"It used to bother me when I saw a woman dating a seemingly less attractive man. I think this was due to the socially constructed, misogynistic outlook on women I had been subjected to throughout my life. Books, television shows, and movies often portray less attractive guys getting a 'hot"'girl, but ultimately they objectify women as being some kind of 'prize' to be won. As someone who was raised to be a gentleman, in my youth I thought this meant that if I was nice to girls that I was entitled to date an attractive woman. I think a lot of "nice guys" feel this way, which is why many of them are unsuccessful with women … Ultimately, anger at seeing an unattractive guy with an attractive girl is rooted in insecurity and fear … Misogyny, like racism or class hatred, is rooted in a deep feeling of inadequacy. It took me a long time to learn this, but in doing so, I became a man. A man truly capable of loving a woman.”
"[Men who are bothered by this] simply can't imagine that things like ambition, being good natured, having a great sense of humor, family-oriented, exciting, or charismatic could be just some of the traits that led to their present relationship. I would imagine that for some it is off-putting. People have created their own reality within their own mind frame about how the world is suppose to be when it comes to dating and popular society through media reinforces that constantly.”
"When the dude is less attractive than the girl, it's inspiring. Girl less attractive than the guy is mostly irrelevant, except for the thought 'Good man!'"
"If I'm not attracted to either, I don't care at all. If I think a hot woman is dating a meh guy I would probably assume he's packing some serious dick or dollars in the bank."
"You gotta wonder if this person has a great personality or they're loaded."
"If the girl is busted, she probably burns up the sheets."
"I tend to think that if there is a significant difference in the degree of attractiveness between two partners, that it's one or a combination of the following factors: the less physically attractive person has an irresistible personality or way about them; the more attractive person has an emotional and/or social dependence on their less beautifully endowed partner; the sex is bangin'."

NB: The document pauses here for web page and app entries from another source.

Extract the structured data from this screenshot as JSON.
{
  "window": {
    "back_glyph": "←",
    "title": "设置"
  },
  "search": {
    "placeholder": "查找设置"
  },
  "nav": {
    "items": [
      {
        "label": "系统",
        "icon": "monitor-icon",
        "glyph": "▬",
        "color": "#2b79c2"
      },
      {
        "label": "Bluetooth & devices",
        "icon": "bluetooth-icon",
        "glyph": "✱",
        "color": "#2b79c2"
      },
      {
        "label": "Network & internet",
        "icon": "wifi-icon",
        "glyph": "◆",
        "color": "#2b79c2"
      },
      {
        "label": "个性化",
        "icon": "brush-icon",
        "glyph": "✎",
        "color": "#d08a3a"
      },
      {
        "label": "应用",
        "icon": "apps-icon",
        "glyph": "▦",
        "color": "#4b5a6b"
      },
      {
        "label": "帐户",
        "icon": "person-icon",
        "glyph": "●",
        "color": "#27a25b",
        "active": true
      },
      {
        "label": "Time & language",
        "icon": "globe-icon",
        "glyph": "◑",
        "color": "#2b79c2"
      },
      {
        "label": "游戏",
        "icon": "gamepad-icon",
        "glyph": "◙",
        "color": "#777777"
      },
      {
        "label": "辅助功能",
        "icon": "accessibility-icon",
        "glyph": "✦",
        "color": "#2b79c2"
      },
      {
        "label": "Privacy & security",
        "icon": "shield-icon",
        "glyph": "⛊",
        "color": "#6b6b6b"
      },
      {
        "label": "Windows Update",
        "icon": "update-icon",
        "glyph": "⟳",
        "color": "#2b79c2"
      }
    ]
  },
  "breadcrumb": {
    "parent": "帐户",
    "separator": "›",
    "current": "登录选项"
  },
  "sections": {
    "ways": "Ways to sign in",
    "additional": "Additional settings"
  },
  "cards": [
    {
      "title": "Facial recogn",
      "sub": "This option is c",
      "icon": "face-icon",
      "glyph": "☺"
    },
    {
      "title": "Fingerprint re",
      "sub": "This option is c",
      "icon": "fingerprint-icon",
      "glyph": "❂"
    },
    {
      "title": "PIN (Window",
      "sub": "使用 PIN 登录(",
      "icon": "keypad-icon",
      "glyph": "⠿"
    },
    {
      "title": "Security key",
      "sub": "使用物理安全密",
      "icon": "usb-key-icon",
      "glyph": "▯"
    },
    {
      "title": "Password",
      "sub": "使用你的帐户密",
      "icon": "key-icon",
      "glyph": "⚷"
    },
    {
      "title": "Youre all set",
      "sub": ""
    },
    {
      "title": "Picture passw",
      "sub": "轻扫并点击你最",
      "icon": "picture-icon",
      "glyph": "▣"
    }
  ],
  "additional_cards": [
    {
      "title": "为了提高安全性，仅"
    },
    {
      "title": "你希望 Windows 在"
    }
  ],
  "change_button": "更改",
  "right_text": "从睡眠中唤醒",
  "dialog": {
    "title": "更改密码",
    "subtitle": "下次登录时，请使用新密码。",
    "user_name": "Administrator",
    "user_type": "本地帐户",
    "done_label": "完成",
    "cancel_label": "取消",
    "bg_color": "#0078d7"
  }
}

"Only if I know the girl and I'm interested in her or, and more importantly, only if the guy is an asshole or something. If it's just a hot woman with some guy, whatever. I don't really care. I saw these two beautiful, amazingly gorgeous women with this very, very average-looking guy at a bar a few weeks ago and it didn't bother me that he was significantly less attractive than them. Personality matters more looks are important, I believe people should ideally be attracted to their partner, but I would much, much, much rather date a girl who is smart and funny and average-looking than one that's shallow, mean, and hot as hell."
"Not really. I just think it's her loss and usually assume he makes up for his lack of looks financially. For dating, you have to have the initial physical attraction or there typically is no interest. Personality comes later but is equally important—there's the 'Do I want to get in bed with this person?' question then there's the 'Do I want them to still be there in the morning?' question. Different, but equally important."
So there you have it. In navigating these often dark, frigid, and frightening love-waters, we hope our poll helped re-calibrate your compass. So go forth dear sailors and spear your own elusive white whale.